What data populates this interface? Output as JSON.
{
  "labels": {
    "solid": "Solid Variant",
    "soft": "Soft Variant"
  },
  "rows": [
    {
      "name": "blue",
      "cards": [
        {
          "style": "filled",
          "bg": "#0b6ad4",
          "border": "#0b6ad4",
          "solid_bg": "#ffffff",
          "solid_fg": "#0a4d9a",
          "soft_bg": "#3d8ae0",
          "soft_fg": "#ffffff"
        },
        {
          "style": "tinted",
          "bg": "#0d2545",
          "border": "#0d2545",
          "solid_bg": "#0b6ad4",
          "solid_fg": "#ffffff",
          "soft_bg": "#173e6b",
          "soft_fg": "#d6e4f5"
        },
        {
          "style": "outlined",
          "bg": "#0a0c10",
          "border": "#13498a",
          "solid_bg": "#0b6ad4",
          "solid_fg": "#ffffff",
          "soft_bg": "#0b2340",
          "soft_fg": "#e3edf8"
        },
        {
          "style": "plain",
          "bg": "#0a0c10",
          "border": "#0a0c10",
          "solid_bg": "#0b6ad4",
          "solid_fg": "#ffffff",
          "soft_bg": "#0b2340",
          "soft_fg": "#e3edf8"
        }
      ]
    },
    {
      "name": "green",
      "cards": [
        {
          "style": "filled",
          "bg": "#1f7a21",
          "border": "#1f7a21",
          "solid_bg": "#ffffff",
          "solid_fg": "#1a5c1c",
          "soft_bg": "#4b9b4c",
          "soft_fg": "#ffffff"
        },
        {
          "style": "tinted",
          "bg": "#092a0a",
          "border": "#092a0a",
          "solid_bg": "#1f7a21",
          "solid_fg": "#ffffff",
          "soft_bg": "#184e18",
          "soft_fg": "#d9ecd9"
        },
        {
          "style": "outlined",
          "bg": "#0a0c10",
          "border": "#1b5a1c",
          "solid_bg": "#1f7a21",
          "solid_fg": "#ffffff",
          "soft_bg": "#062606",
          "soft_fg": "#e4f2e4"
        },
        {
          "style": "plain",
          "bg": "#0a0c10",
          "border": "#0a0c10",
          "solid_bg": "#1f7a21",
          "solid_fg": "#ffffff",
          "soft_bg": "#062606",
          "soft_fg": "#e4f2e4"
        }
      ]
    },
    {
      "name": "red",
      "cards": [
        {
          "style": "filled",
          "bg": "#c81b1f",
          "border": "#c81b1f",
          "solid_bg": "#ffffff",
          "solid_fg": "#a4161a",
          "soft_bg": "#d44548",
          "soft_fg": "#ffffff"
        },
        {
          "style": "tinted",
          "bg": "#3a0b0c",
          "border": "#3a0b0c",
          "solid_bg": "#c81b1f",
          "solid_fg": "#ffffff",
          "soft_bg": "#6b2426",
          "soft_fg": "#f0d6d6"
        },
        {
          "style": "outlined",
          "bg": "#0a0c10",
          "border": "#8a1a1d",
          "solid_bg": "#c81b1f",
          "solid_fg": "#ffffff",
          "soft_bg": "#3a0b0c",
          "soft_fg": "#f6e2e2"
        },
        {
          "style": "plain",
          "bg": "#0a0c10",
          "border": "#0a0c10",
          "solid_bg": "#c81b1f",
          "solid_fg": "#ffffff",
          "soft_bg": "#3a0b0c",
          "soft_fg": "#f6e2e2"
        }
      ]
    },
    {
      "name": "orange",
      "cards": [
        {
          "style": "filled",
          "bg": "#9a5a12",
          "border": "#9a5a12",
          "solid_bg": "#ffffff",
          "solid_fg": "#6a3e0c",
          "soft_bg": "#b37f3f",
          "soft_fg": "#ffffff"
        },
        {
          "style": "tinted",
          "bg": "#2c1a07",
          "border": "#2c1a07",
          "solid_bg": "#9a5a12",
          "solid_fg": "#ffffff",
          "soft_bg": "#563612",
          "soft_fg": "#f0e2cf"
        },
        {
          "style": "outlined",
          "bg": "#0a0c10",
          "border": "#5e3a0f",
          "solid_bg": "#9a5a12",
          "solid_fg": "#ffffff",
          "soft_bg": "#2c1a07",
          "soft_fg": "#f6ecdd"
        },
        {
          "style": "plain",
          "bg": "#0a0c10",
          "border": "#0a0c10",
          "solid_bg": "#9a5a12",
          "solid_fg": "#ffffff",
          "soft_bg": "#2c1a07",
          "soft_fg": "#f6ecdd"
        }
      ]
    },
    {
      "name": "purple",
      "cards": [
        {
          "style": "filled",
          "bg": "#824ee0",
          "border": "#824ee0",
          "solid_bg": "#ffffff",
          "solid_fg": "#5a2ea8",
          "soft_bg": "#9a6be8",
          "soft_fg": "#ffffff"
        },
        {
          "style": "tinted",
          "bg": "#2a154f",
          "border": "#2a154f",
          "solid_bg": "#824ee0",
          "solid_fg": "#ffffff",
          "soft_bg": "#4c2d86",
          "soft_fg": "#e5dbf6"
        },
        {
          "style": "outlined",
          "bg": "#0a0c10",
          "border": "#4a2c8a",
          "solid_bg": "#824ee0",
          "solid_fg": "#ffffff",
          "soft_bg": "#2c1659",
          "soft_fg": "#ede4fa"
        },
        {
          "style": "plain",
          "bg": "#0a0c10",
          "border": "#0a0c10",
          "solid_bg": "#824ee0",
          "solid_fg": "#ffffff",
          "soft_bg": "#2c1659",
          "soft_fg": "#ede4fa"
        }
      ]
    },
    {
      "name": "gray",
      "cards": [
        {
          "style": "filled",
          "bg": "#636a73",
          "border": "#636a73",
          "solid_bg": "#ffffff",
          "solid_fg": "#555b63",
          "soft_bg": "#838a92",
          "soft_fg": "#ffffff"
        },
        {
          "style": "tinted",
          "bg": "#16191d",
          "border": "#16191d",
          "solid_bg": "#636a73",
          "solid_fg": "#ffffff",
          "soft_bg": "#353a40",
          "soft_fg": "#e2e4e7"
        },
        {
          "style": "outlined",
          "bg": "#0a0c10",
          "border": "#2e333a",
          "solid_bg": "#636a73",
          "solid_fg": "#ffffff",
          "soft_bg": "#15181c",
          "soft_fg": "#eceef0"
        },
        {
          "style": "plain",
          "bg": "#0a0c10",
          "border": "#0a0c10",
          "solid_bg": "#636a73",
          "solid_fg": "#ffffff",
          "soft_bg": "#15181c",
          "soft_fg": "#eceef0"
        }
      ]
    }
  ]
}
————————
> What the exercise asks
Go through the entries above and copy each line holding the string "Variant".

> Response area
    "solid": "Solid Variant",
    "soft": "Soft Variant"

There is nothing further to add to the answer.